** Exercise description **
Please quote the material exactly, every line of it.

** Records shown **
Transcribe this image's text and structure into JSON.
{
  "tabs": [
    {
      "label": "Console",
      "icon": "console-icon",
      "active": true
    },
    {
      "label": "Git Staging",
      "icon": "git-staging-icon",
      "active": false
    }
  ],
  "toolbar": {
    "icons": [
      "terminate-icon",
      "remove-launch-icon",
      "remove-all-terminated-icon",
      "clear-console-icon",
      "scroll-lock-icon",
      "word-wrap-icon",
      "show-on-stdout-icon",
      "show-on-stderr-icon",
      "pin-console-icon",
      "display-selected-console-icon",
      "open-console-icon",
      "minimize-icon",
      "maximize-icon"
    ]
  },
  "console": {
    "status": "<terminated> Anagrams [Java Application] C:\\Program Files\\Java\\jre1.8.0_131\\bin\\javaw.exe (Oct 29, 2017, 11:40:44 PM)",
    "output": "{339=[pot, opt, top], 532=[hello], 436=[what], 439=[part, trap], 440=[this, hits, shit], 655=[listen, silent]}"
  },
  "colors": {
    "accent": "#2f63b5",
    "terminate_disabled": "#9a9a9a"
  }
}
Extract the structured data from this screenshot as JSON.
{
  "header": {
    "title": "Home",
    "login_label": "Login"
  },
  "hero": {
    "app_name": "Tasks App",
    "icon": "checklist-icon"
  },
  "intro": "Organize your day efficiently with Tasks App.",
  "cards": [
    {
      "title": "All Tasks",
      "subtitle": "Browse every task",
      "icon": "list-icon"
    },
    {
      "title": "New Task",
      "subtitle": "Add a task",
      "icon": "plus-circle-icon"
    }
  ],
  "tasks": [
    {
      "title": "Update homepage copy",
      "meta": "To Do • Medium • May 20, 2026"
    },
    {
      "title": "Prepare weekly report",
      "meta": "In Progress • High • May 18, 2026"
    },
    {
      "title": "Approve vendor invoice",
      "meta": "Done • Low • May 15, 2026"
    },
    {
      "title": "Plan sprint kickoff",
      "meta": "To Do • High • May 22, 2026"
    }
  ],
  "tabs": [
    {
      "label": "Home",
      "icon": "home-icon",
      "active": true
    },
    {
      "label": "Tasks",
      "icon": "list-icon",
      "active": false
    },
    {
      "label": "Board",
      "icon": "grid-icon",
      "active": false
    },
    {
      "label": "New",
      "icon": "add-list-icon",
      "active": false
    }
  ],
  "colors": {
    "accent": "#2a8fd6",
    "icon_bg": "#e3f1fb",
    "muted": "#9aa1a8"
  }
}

** Written solution **
Transcribe this image's text and structure into JSON.
{
  "tabs": [
    {
      "label": "Console",
      "icon": "console-icon",
      "active": true
    },
    {
      "label": "Git Staging",
      "icon": "git-staging-icon",
      "active": false
    }
  ],
  "toolbar": {
    "icons": [
      "terminate-icon",
      "remove-launch-icon",
      "remove-all-terminated-icon",
      "clear-console-icon",
      "scroll-lock-icon",
      "word-wrap-icon",
      "show-on-stdout-icon",
      "show-on-stderr-icon",
      "pin-console-icon",
      "display-selected-console-icon",
      "open-console-icon",
      "minimize-icon",
      "maximize-icon"
    ]
  },
  "console": {
    "status": "<terminated> Anagrams [Java Application] C:\\Program Files\\Java\\jre1.8.0_131\\bin\\javaw.exe (Oct 29, 2017, 11:40:44 PM)",
    "output": "{339=[pot, opt, top], 532=[hello], 436=[what], 439=[part, trap], 440=[this, hits, shit], 655=[listen, silent]}"
  },
  "colors": {
    "accent": "#2f63b5",
    "terminate_disabled": "#9a9a9a"
  }
}
Extract the structured data from this screenshot as JSON.
{
  "header": {
    "title": "Home",
    "login_label": "Login"
  },
  "hero": {
    "app_name": "Tasks App",
    "icon": "checklist-icon"
  },
  "intro": "Organize your day efficiently with Tasks App.",
  "cards": [
    {
      "title": "All Tasks",
      "subtitle": "Browse every task",
      "icon": "list-icon"
    },
    {
      "title": "New Task",
      "subtitle": "Add a task",
      "icon": "plus-circle-icon"
    }
  ],
  "tasks": [
    {
      "title": "Update homepage copy",
      "meta": "To Do • Medium • May 20, 2026"
    },
    {
      "title": "Prepare weekly report",
      "meta": "In Progress • High • May 18, 2026"
    },
    {
      "title": "Approve vendor invoice",
      "meta": "Done • Low • May 15, 2026"
    },
    {
      "title": "Plan sprint kickoff",
      "meta": "To Do • High • May 22, 2026"
    }
  ],
  "tabs": [
    {
      "label": "Home",
      "icon": "home-icon",
      "active": true
    },
    {
      "label": "Tasks",
      "icon": "list-icon",
      "active": false
    },
    {
      "label": "Board",
      "icon": "grid-icon",
      "active": false
    },
    {
      "label": "New",
      "icon": "add-list-icon",
      "active": false
    }
  ],
  "colors": {
    "accent": "#2a8fd6",
    "icon_bg": "#e3f1fb",
    "muted": "#9aa1a8"
  }
}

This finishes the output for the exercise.